▸ **Work request**: The reply should repeat all of the data word for word, with no pictures.

Excerpted data section start

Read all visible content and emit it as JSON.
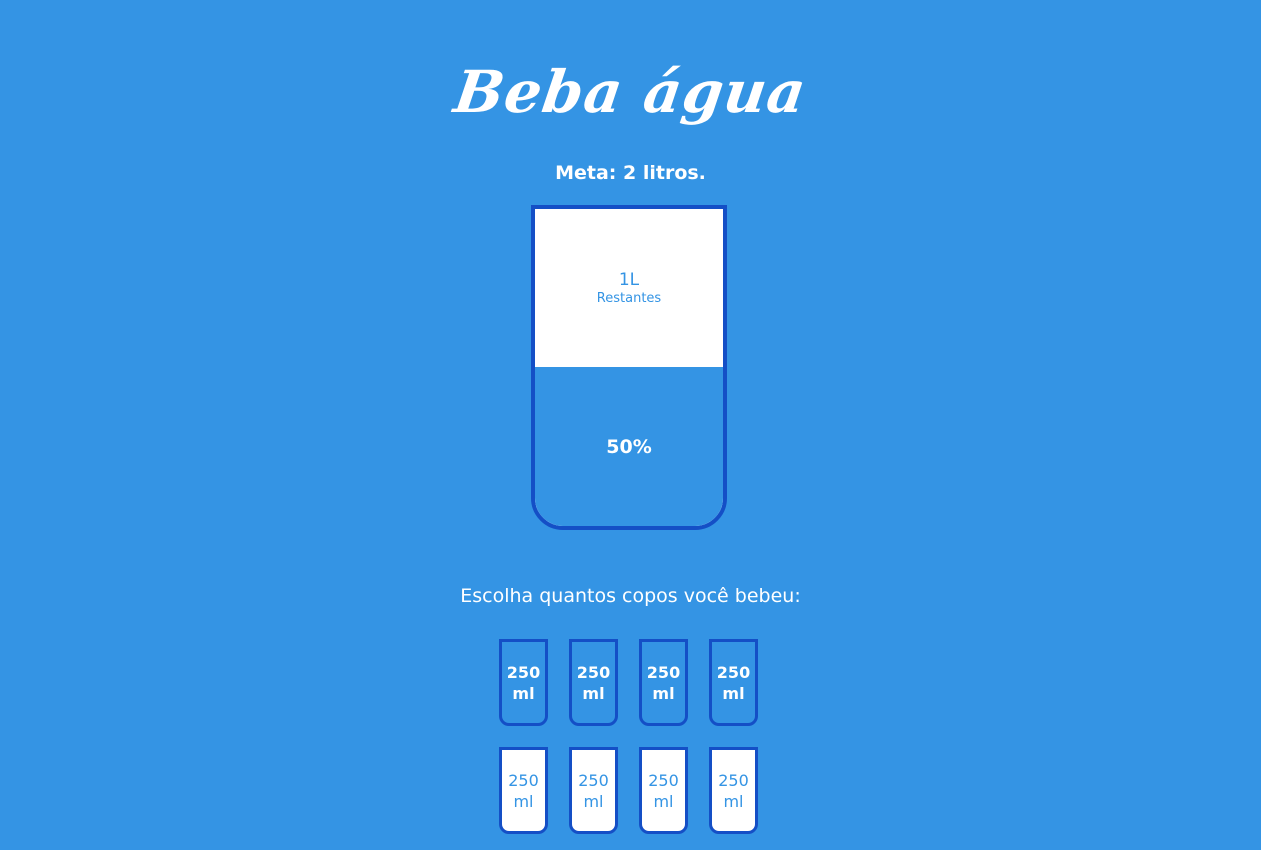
{
  "title": "Beba água",
  "goal": "Meta: 2 litros.",
  "big_cup": {
    "remained_value": "1L",
    "remained_label": "Restantes",
    "percentage_label": "50%",
    "filled_fraction": 0.5
  },
  "prompt": "Escolha quantos copos você bebeu:",
  "cups": [
    {
      "amount": "250",
      "unit": "ml",
      "filled": true
    },
    {
      "amount": "250",
      "unit": "ml",
      "filled": true
    },
    {
      "amount": "250",
      "unit": "ml",
      "filled": true
    },
    {
      "amount": "250",
      "unit": "ml",
      "filled": true
    },
    {
      "amount": "250",
      "unit": "ml",
      "filled": false
    },
    {
      "amount": "250",
      "unit": "ml",
      "filled": false
    },
    {
      "amount": "250",
      "unit": "ml",
      "filled": false
    },
    {
      "amount": "250",
      "unit": "ml",
      "filled": false
    }
  ],
  "colors": {
    "background": "#3494e4",
    "cup_border": "#144fc6",
    "cup_empty": "#ffffff"
  }
}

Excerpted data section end

▸ **Solution to the exercise**:
Read all visible content and emit it as JSON.
{
  "title": "Beba água",
  "goal": "Meta: 2 litros.",
  "big_cup": {
    "remained_value": "1L",
    "remained_label": "Restantes",
    "percentage_label": "50%",
    "filled_fraction": 0.5
  },
  "prompt": "Escolha quantos copos você bebeu:",
  "cups": [
    {
      "amount": "250",
      "unit": "ml",
      "filled": true
    },
    {
      "amount": "250",
      "unit": "ml",
      "filled": true
    },
    {
      "amount": "250",
      "unit": "ml",
      "filled": true
    },
    {
      "amount": "250",
      "unit": "ml",
      "filled": true
    },
    {
      "amount": "250",
      "unit": "ml",
      "filled": false
    },
    {
      "amount": "250",
      "unit": "ml",
      "filled": false
    },
    {
      "amount": "250",
      "unit": "ml",
      "filled": false
    },
    {
      "amount": "250",
      "unit": "ml",
      "filled": false
    }
  ],
  "colors": {
    "background": "#3494e4",
    "cup_border": "#144fc6",
    "cup_empty": "#ffffff"
  }
}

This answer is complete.